Although teachers would be the primary directbeneficiaries of competition against NEA/AFT, theschool choice movement would be a major, indirectbeneficiary. NEA and AFT are the primary opponentsof school choice.

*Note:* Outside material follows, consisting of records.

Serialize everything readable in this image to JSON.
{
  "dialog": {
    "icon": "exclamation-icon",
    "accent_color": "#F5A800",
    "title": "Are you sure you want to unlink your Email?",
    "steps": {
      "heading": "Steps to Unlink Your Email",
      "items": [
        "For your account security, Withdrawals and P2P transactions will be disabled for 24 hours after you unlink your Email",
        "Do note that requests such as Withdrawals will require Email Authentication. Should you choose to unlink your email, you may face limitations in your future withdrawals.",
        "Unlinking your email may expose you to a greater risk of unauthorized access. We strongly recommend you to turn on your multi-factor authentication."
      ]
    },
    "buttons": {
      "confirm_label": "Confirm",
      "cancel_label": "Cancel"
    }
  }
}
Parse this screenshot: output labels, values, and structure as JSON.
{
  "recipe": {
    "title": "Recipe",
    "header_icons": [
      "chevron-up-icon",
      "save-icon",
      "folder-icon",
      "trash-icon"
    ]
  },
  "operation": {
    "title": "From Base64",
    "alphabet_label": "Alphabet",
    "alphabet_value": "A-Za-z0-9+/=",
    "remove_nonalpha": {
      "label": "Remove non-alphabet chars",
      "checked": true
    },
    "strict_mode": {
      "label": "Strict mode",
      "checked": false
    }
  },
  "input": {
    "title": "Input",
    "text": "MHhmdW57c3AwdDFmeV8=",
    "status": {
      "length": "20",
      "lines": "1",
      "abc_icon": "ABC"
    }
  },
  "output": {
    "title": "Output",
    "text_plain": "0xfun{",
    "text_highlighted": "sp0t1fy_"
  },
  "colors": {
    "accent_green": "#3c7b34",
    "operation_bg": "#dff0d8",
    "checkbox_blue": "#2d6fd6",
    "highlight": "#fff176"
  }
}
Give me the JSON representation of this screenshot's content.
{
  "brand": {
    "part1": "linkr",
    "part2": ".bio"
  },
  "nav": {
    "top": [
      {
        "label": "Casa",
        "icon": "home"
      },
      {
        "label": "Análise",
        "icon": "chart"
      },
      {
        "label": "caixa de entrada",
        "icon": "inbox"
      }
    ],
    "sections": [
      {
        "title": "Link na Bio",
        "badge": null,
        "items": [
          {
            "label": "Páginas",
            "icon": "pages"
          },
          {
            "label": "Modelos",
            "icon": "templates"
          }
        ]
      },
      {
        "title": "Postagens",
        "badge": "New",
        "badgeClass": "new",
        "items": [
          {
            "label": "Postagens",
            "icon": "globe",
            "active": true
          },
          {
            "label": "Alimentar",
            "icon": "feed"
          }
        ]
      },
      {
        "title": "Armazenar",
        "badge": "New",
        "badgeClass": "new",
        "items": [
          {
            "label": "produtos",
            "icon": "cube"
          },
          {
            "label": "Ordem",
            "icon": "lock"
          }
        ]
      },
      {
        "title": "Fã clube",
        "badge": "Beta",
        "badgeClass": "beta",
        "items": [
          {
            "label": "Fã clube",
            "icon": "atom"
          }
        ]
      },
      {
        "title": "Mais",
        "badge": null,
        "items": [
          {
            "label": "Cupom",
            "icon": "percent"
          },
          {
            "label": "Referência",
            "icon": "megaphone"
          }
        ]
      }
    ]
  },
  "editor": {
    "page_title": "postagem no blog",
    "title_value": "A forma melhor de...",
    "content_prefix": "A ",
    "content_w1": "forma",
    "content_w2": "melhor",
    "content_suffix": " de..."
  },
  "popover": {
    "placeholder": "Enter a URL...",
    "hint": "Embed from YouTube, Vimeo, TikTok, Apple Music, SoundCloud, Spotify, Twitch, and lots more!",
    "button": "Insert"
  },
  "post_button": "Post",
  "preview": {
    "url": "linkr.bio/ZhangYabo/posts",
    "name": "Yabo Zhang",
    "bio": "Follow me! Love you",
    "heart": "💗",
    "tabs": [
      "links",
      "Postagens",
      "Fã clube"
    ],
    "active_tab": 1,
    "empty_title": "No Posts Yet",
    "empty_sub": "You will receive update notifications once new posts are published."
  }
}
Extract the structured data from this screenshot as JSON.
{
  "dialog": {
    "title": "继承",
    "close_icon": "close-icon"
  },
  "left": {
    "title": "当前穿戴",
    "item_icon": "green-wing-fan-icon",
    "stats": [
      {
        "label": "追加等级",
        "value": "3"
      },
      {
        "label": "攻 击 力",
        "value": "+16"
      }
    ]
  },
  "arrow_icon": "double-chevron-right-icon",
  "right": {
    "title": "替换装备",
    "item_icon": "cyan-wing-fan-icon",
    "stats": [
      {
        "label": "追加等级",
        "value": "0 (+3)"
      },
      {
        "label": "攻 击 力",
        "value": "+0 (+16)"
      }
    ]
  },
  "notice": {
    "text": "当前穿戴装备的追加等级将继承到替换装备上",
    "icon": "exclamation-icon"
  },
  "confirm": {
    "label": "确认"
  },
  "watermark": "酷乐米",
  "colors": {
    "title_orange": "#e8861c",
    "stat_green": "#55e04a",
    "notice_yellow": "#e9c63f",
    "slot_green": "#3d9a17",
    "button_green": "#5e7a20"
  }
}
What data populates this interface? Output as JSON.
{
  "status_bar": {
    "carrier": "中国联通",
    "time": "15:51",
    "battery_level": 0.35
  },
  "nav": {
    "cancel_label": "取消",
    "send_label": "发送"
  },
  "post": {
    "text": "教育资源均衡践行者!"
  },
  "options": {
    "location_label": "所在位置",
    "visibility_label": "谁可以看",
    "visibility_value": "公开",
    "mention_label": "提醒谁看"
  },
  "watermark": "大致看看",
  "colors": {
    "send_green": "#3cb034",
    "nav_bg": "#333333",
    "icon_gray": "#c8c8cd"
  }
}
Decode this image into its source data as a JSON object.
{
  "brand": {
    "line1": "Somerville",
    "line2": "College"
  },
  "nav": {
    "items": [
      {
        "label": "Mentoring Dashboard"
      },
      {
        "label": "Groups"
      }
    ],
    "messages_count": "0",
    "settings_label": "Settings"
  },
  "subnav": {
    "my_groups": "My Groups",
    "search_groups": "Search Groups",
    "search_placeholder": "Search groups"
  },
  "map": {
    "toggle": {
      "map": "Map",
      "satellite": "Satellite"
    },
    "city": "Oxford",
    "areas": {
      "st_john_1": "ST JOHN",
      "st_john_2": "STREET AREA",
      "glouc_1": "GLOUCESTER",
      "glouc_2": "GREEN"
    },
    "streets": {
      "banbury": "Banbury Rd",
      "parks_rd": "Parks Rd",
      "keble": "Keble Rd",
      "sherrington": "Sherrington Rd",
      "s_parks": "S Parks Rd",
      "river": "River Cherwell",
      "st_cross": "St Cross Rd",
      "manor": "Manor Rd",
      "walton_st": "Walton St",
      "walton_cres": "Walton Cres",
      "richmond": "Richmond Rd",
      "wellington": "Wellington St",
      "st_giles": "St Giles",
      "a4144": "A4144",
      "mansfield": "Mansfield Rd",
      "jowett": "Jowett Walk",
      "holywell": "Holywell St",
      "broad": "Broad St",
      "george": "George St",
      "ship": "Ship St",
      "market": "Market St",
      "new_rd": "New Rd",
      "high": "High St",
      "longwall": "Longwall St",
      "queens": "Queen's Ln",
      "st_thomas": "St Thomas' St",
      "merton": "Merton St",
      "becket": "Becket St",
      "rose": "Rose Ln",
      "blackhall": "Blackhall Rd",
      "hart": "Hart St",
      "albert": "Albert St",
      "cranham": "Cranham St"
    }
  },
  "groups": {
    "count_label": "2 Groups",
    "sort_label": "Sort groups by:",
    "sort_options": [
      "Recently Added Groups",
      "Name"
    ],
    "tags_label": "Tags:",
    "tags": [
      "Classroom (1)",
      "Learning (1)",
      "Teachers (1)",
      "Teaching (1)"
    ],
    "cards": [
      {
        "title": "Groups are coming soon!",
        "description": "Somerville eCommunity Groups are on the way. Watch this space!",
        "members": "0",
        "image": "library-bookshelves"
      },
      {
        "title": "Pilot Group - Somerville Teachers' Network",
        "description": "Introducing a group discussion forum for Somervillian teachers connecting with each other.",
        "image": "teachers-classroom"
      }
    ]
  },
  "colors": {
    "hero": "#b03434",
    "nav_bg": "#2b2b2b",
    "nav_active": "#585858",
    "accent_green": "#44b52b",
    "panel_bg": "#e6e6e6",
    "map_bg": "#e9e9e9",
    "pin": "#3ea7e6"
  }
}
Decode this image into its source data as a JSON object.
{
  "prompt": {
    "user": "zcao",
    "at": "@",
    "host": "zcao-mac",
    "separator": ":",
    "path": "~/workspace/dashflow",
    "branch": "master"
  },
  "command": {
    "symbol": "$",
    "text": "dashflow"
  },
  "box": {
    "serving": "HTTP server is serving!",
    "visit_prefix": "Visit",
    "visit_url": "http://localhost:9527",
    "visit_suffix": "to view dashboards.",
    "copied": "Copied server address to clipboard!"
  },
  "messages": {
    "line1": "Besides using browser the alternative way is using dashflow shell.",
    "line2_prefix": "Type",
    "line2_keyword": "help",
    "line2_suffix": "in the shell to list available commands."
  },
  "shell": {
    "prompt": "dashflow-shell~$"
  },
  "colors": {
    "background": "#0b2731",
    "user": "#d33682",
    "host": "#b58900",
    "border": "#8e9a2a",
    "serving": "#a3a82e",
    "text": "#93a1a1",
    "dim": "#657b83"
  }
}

Were it not for their all-out opposition, our educational system would include manyoptions that are not yet available to K-12 students.

The argument in this analysis is that for-profitand nonprofit entities of all types should be authorizedto compete with membership organizations--that is, unions--for the right to serve as the exclusiverepresentative of teachers in collective bargaining.Such reform would open up competition to non-membershiporganizations, solo entrepreneurs,negotiators, lawyers, and collective bargaining companies.Teachers would retain the right to go withoutan exclusive representative, and each representationoption would compete against all the others.Teacher representation in the bargaining-law stateswould not be limited to unions as it is now.Teachers could change their choice of representativeperiodically, perhaps every two or three years, orat the expiration of their collective agreements.

The best way to end the NEA/AFT monopoly isfor states to enact legislation that (1) reduces theminimum required showing of interest from 30 to10 percent of the bargaining unit, (2) explicitlyallows individuals, nonprofit and for-profit organizations,and membership organizations to competefor the right to represent teachers, and (3)enables all members in bargaining units to vote onthe key decisions affecting their terms and conditionsof employment.

Myron Lieberman

Myron Lieberman is a senior research scholar with the Social Philosophy and Policy Center, Bowling Green State University, and author of several books about educational employment relations and school choice.